**Task requirements:** For every entry below, give an exact repeat and leave out the pictures.

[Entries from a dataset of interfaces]
***

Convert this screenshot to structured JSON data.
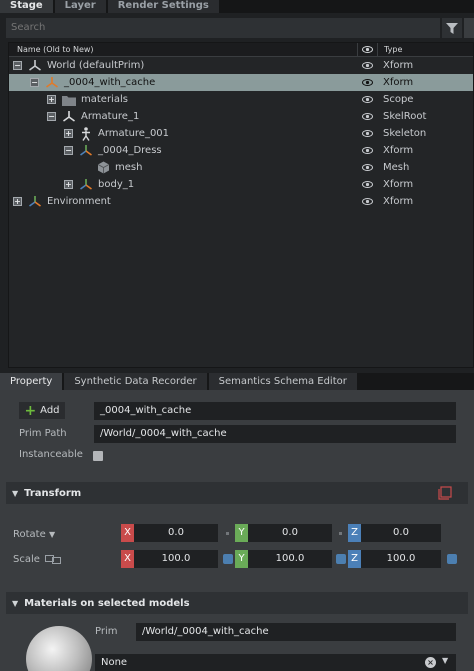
{
  "top_tabs": [
    "Stage",
    "Layer",
    "Render Settings"
  ],
  "search": {
    "placeholder": "Search"
  },
  "tree": {
    "columns": {
      "name": "Name (Old to New)",
      "type": "Type"
    },
    "rows": [
      {
        "label": "World (defaultPrim)",
        "type": "Xform"
      },
      {
        "label": "_0004_with_cache",
        "type": "Xform"
      },
      {
        "label": "materials",
        "type": "Scope"
      },
      {
        "label": "Armature_1",
        "type": "SkelRoot"
      },
      {
        "label": "Armature_001",
        "type": "Skeleton"
      },
      {
        "label": "_0004_Dress",
        "type": "Xform"
      },
      {
        "label": "mesh",
        "type": "Mesh"
      },
      {
        "label": "body_1",
        "type": "Xform"
      },
      {
        "label": "Environment",
        "type": "Xform"
      }
    ]
  },
  "property_tabs": [
    "Property",
    "Synthetic Data Recorder",
    "Semantics Schema Editor"
  ],
  "property": {
    "add_label": "Add",
    "prim_name": "_0004_with_cache",
    "prim_path_label": "Prim Path",
    "prim_path": "/World/_0004_with_cache",
    "instanceable_label": "Instanceable",
    "instanceable": false
  },
  "transform": {
    "title": "Transform",
    "rotate_label": "Rotate",
    "scale_label": "Scale",
    "rotate": {
      "x": "0.0",
      "y": "0.0",
      "z": "0.0"
    },
    "scale": {
      "x": "100.0",
      "y": "100.0",
      "z": "100.0"
    }
  },
  "axis_labels": {
    "x": "X",
    "y": "Y",
    "z": "Z"
  },
  "materials": {
    "title": "Materials on selected models",
    "prim_label": "Prim",
    "prim_path": "/World/_0004_with_cache",
    "material": "None"
  },
  "colors": {
    "selection": "#8a9b9b",
    "x_axis": "#c94b4b",
    "y_axis": "#6aab58",
    "z_axis": "#4b80b8",
    "add_icon": "#6dbb3c"
  }
}
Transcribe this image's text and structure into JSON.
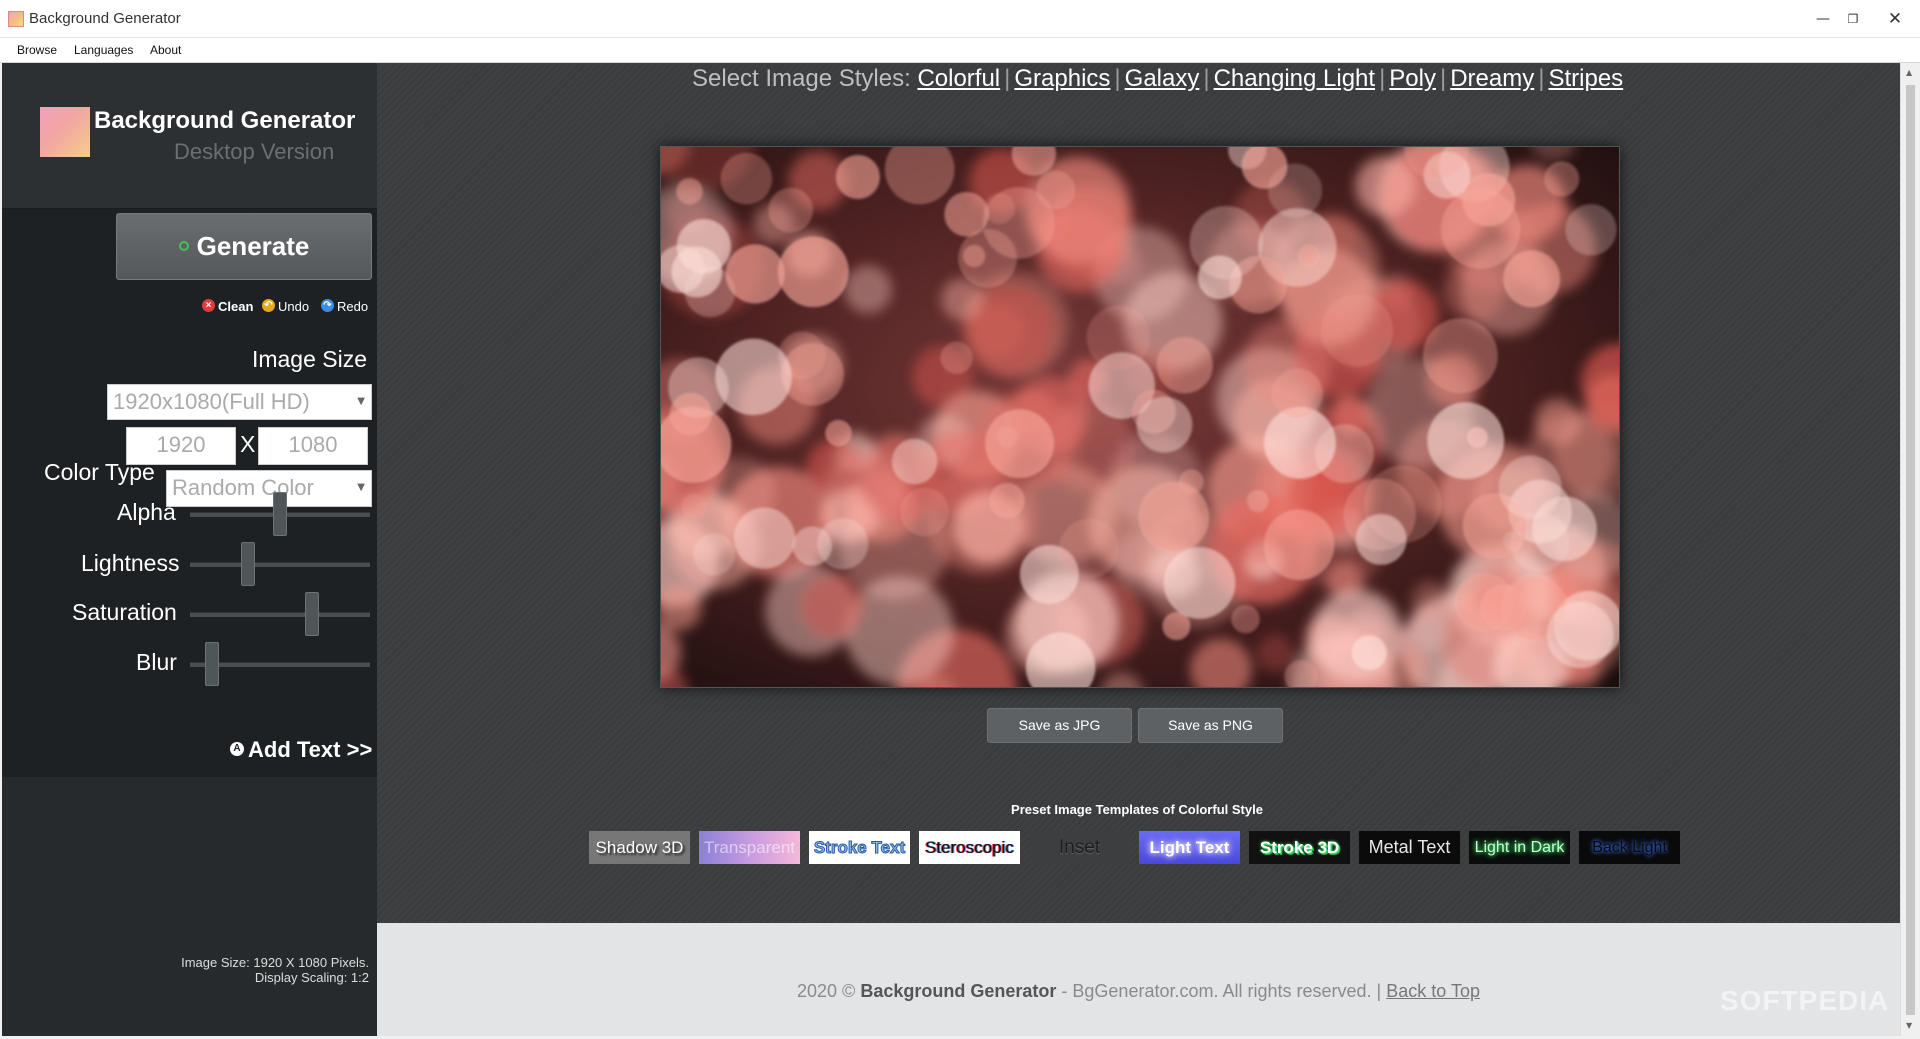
{
  "window": {
    "title": "Background Generator"
  },
  "menu": [
    "Browse",
    "Languages",
    "About"
  ],
  "sidebar": {
    "app_name": "Background Generator",
    "app_sub": "Desktop Version",
    "generate_label": "Generate",
    "actions": {
      "clean": "Clean",
      "undo": "Undo",
      "redo": "Redo"
    },
    "image_size_label": "Image Size",
    "image_size_value": "1920x1080(Full HD)",
    "width_value": "1920",
    "height_value": "1080",
    "x_sep": "X",
    "color_type_label": "Color Type",
    "color_type_value": "Random Color",
    "sliders": {
      "alpha": {
        "label": "Alpha",
        "value": 0.5
      },
      "lightness": {
        "label": "Lightness",
        "value": 0.32
      },
      "saturation": {
        "label": "Saturation",
        "value": 0.68
      },
      "blur": {
        "label": "Blur",
        "value": 0.12
      }
    },
    "add_text": "Add Text >>",
    "info_line1": "Image Size: 1920 X 1080 Pixels.",
    "info_line2": "Display Scaling: 1:2"
  },
  "main": {
    "styles_prefix": "Select Image Styles:",
    "styles": [
      "Colorful",
      "Graphics",
      "Galaxy",
      "Changing Light",
      "Poly",
      "Dreamy",
      "Stripes"
    ],
    "save_jpg": "Save as JPG",
    "save_png": "Save as PNG",
    "preset_title": "Preset Image Templates of Colorful Style",
    "presets": [
      "Shadow 3D",
      "Transparent",
      "Stroke Text",
      "Steroscopic",
      "Inset",
      "Light Text",
      "Stroke 3D",
      "Metal Text",
      "Light in Dark",
      "Back Light"
    ]
  },
  "footer": {
    "year": "2020 ©",
    "brand": "Background Generator",
    "rest": "- BgGenerator.com. All rights reserved. |",
    "back_to_top": "Back to Top"
  },
  "watermark": "SOFTPEDIA"
}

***

**Task response:**
Convert this screenshot to structured JSON data.
{
  "top_tabs": [
    "Stage",
    "Layer",
    "Render Settings"
  ],
  "search": {
    "placeholder": "Search"
  },
  "tree": {
    "columns": {
      "name": "Name (Old to New)",
      "type": "Type"
    },
    "rows": [
      {
        "label": "World (defaultPrim)",
        "type": "Xform"
      },
      {
        "label": "_0004_with_cache",
        "type": "Xform"
      },
      {
        "label": "materials",
        "type": "Scope"
      },
      {
        "label": "Armature_1",
        "type": "SkelRoot"
      },
      {
        "label": "Armature_001",
        "type": "Skeleton"
      },
      {
        "label": "_0004_Dress",
        "type": "Xform"
      },
      {
        "label": "mesh",
        "type": "Mesh"
      },
      {
        "label": "body_1",
        "type": "Xform"
      },
      {
        "label": "Environment",
        "type": "Xform"
      }
    ]
  },
  "property_tabs": [
    "Property",
    "Synthetic Data Recorder",
    "Semantics Schema Editor"
  ],
  "property": {
    "add_label": "Add",
    "prim_name": "_0004_with_cache",
    "prim_path_label": "Prim Path",
    "prim_path": "/World/_0004_with_cache",
    "instanceable_label": "Instanceable",
    "instanceable": false
  },
  "transform": {
    "title": "Transform",
    "rotate_label": "Rotate",
    "scale_label": "Scale",
    "rotate": {
      "x": "0.0",
      "y": "0.0",
      "z": "0.0"
    },
    "scale": {
      "x": "100.0",
      "y": "100.0",
      "z": "100.0"
    }
  },
  "axis_labels": {
    "x": "X",
    "y": "Y",
    "z": "Z"
  },
  "materials": {
    "title": "Materials on selected models",
    "prim_label": "Prim",
    "prim_path": "/World/_0004_with_cache",
    "material": "None"
  },
  "colors": {
    "selection": "#8a9b9b",
    "x_axis": "#c94b4b",
    "y_axis": "#6aab58",
    "z_axis": "#4b80b8",
    "add_icon": "#6dbb3c"
  }
}
Transcribe this image's text and structure into JSON.
{
  "window": {
    "title": "Background Generator"
  },
  "menu": [
    "Browse",
    "Languages",
    "About"
  ],
  "sidebar": {
    "app_name": "Background Generator",
    "app_sub": "Desktop Version",
    "generate_label": "Generate",
    "actions": {
      "clean": "Clean",
      "undo": "Undo",
      "redo": "Redo"
    },
    "image_size_label": "Image Size",
    "image_size_value": "1920x1080(Full HD)",
    "width_value": "1920",
    "height_value": "1080",
    "x_sep": "X",
    "color_type_label": "Color Type",
    "color_type_value": "Random Color",
    "sliders": {
      "alpha": {
        "label": "Alpha",
        "value": 0.5
      },
      "lightness": {
        "label": "Lightness",
        "value": 0.32
      },
      "saturation": {
        "label": "Saturation",
        "value": 0.68
      },
      "blur": {
        "label": "Blur",
        "value": 0.12
      }
    },
    "add_text": "Add Text >>",
    "info_line1": "Image Size: 1920 X 1080 Pixels.",
    "info_line2": "Display Scaling: 1:2"
  },
  "main": {
    "styles_prefix": "Select Image Styles:",
    "styles": [
      "Colorful",
      "Graphics",
      "Galaxy",
      "Changing Light",
      "Poly",
      "Dreamy",
      "Stripes"
    ],
    "save_jpg": "Save as JPG",
    "save_png": "Save as PNG",
    "preset_title": "Preset Image Templates of Colorful Style",
    "presets": [
      "Shadow 3D",
      "Transparent",
      "Stroke Text",
      "Steroscopic",
      "Inset",
      "Light Text",
      "Stroke 3D",
      "Metal Text",
      "Light in Dark",
      "Back Light"
    ]
  },
  "footer": {
    "year": "2020 ©",
    "brand": "Background Generator",
    "rest": "- BgGenerator.com. All rights reserved. |",
    "back_to_top": "Back to Top"
  },
  "watermark": "SOFTPEDIA"
}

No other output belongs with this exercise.